Major Areas of Research
- Host-parasite-vector interactions required for sporozoite transmission
- Parasite interaction with the human fibrinolytic system and its role during parasite infection of the mosquito and the mammalian host
- Molecular mechanisms of Plasmodium sexual reproduction in the mosquito midgut
Malaria parasites have a complex life cycle that takes place in between the human host and the mosquito vector. The parasite undergoes severe developmental bottlenecks during sexual reproduction in the mosquito midgut and during sporozoite infection of the human, making these two stages of the life cycle excellent targets for the development of new anti-malarial strategies. The research goals in the Molecular Parasitology and Entomology Unit are to study the biology of the malaria parasite during these vulnerable developmental bottlenecks by characterizing essential vector-parasite and host-parasite interactions. The long-term goal is to identify new targets that could be exploited for malaria interventions including chemotherapy, vaccine development, and transgenic mosquitoes. Two specific areas of study include
- The role of vector and host factors for sporozoite infectivity
- Molecular mechanisms required for Plasmodium sexual reproduction in the mosquito
To achieve these goals, our laboratory uses a combination of molecular, cellular, and entomological technologies including single-cell transcriptomics, proteomics, parasite and mosquito transgenesis, RNA interference, intravital confocal microscopy, and malaria transmission assays.
Inquiries about predoctoral and postdoctoral training, as well as Ph.D. studentships in the NIH Graduate Partnership Program, are welcome.
Dr. Joel Vega-Rodriguez received his Ph.D. in molecular biology in 2008 at the Rio Piedras Campus of the University of Puerto Rico in San Juan. In 2009 he joined the laboratory of Dr. Marcelo Jacobs-Lorena at the Johns Hopkins Malaria Research Institute, where he did his postdoctoral training and later became a research associate. In 2018, Dr. Vega-Rodriguez became a Stadtman tenure-track investigator in the Laboratory of Malaria and Vector Research.
Thiago Luiz Alves E Silva
Tales Vicari Pascini
Godman CD, Siregar JE, Mollard V, Vega-Rodríguez J, Syafruddin D, Matsuoka H, Matsuzaki M, Toyama T, Sturm A, Cozijnsen A, Jacobs-Lorena M, Kita K, Marzuki S, McFadden GI. Parasites resistant to the antimalarial atovaquone fail to transmit by mosquitoes.

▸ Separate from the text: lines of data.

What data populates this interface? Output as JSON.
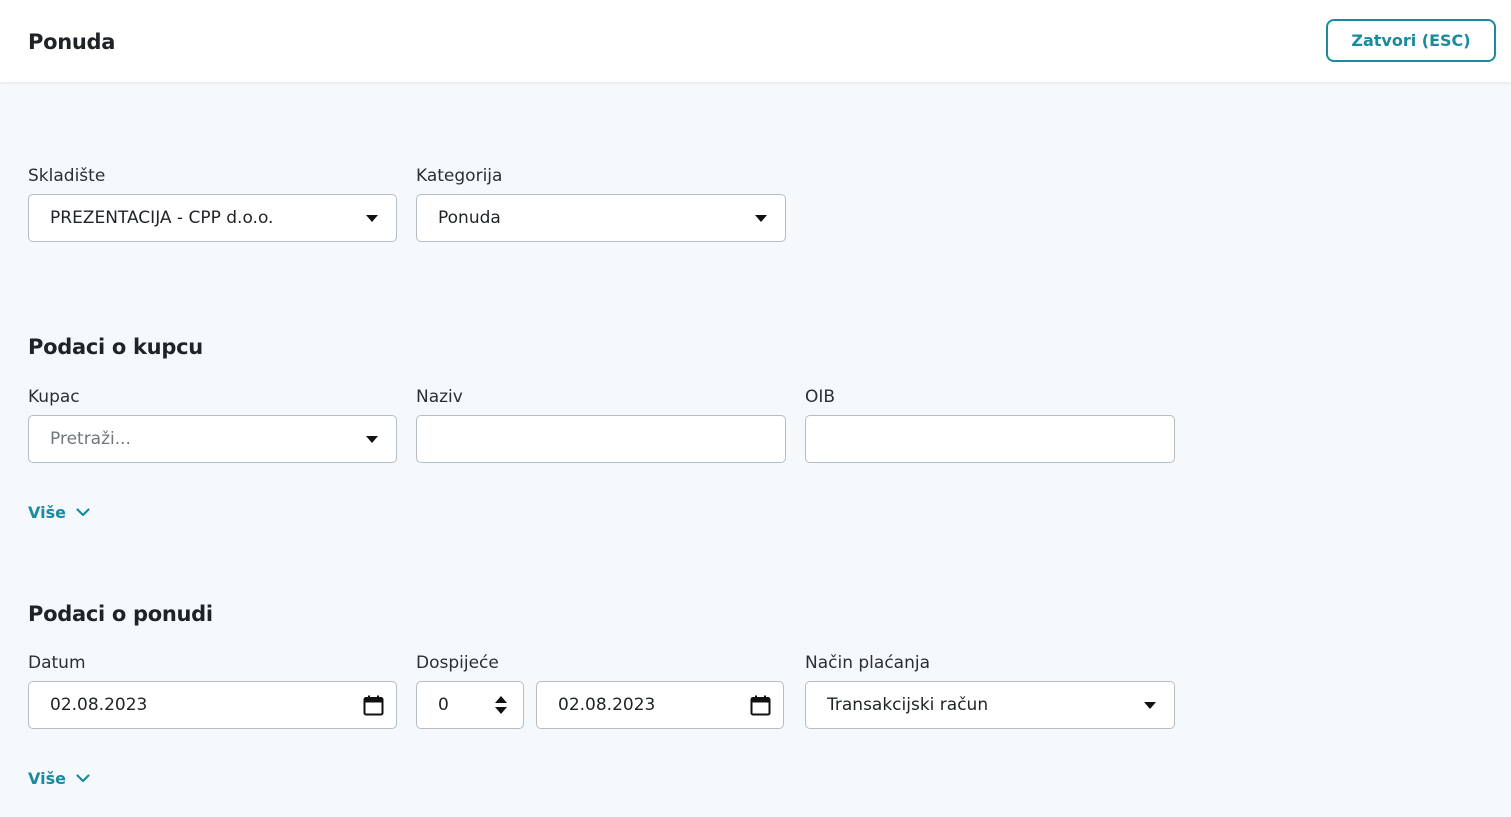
{
  "header": {
    "title": "Ponuda",
    "close_label": "Zatvori (ESC)"
  },
  "general": {
    "warehouse_label": "Skladište",
    "warehouse_value": "PREZENTACIJA - CPP d.o.o.",
    "category_label": "Kategorija",
    "category_value": "Ponuda"
  },
  "customer": {
    "section_title": "Podaci o kupcu",
    "customer_label": "Kupac",
    "customer_placeholder": "Pretraži...",
    "name_label": "Naziv",
    "name_value": "",
    "oib_label": "OIB",
    "oib_value": "",
    "more_label": "Više"
  },
  "offer": {
    "section_title": "Podaci o ponudi",
    "date_label": "Datum",
    "date_value": "02.08.2023",
    "due_label": "Dospijeće",
    "due_days_value": "0",
    "due_date_value": "02.08.2023",
    "payment_label": "Način plaćanja",
    "payment_value": "Transakcijski račun",
    "more_label": "Više"
  },
  "colors": {
    "accent": "#1a8a9e",
    "background": "#f6f9fc"
  },
  "icons": {
    "dropdown": "caret-down-icon",
    "calendar": "calendar-icon",
    "more": "chevron-down-icon",
    "spinner": "spinner-arrows-icon"
  }
}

Science. 2016 Apr 15;352(6283):349-53.
Vega-Rodríguez J, Pastrana-Mena R, Crespo-Lladó KN, Ortiz JG, Ferrer-Rodríguez I, Serrano AE. Implications of glutathione levels in the Plasmodium berghei response to chloroquine and artemisinin. PLoS One. 2015 May 26;10(5):e0128212.

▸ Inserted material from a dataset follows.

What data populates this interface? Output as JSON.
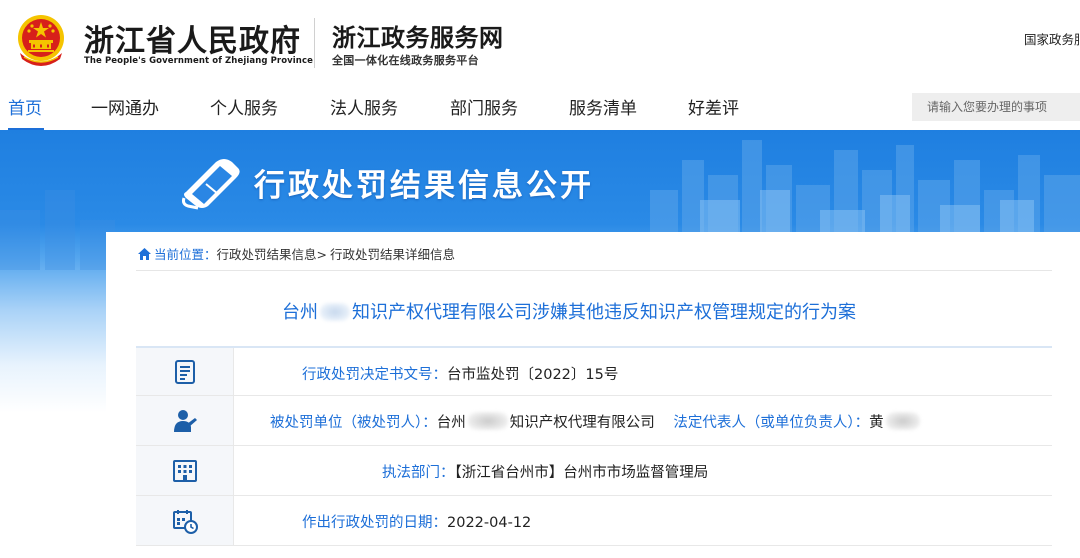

Vega-Rodriguez J, Perez-Barreto D, Ruiz-Reyes A, Jacobs-Lorena M. Targeting molecular interactions essential for Plasmodium sexual reproduction. Cell Microbiol. 2015 Nov;17(11):1594-604.
Vega-Rodríguez J, Ghosh AK, Kanzok SM, Dinglasan RR, Wang S, Bongio NJ, Kalume DE, Miura K, Long CA, Pandey A, Jacobs-Lorena M. Multiple pathways for Plasmodium ookinete invasion of the mosquito midgut. Proc Natl Acad Sci U S A. 2014 Jan 28;111(4):E492-500.
Fang W, Vega-Rodríguez J, Ghosh AK, Jacobs-Lorena M, Kang A, St Leger RJ. 2011. Development of transgenic fungi that kill human malaria parasites in mosquitoes. Science. 2011 Feb 25;331(6020):1074-7.
Vega-Rodríguez J, Franke-Fayard B, Dinglasan RR, Janse CJ, Coppens I, Pastrana-Mena R, Waters AP, Rodríguez-Orengo J, Jacobs-Lorena M, Serrano AE. The glutathione biosynthetic pathway of Plasmodium is essential for mosquito transmission. PLoS Pathog. 2009 Feb;5(2):e1000302.